- By Thomas E. RicksThomas E. Ricks covered the U.S. military from 1991 to 2008 for the Wall Street Journal and then the Washington Post. He can be reached at firstname.lastname@example.org.
The other day I was looking back at Bernard Fall’s terrific speech on counterinsurgency to the Naval War College, delivered I think in 1964, and the following quote struck me. This comes right after a section in which he has asserted that tracking which side is collecting more taxes, the government or the insurgents, is a good way to understand which is winning. The italics are his.
I have emphasized that the straight military aspects, or the conventional military aspects of insurgency, are not the most important. Tax collections have nothing to do with helicopters… I would like to put it in an even simpler way: When a country is being subverted, it is not being outfought; it is being outadministered… [W]e can win the war and lose the country.

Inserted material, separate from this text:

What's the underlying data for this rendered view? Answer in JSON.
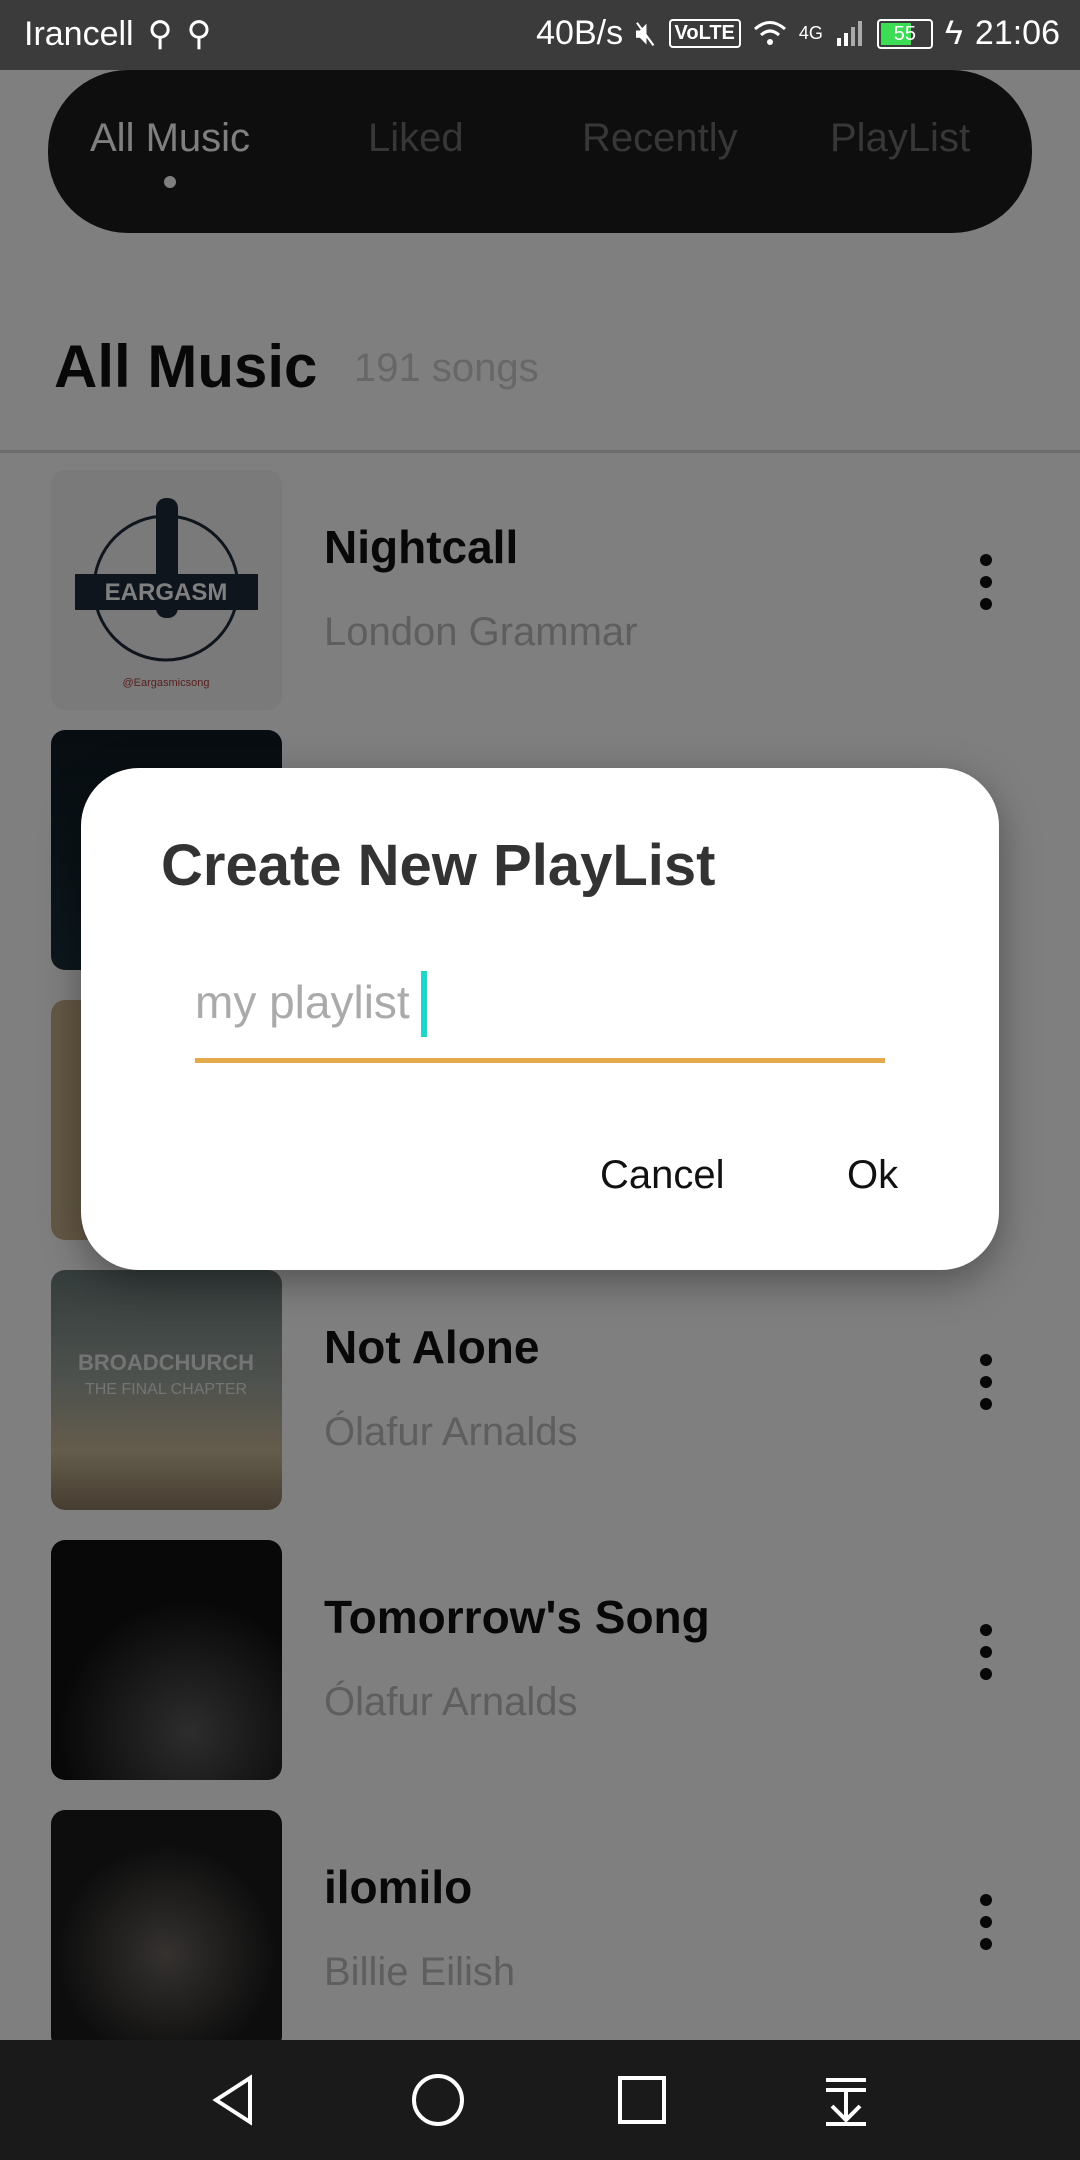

In 100 words or less: How would you apply that thought to Afghanistan today?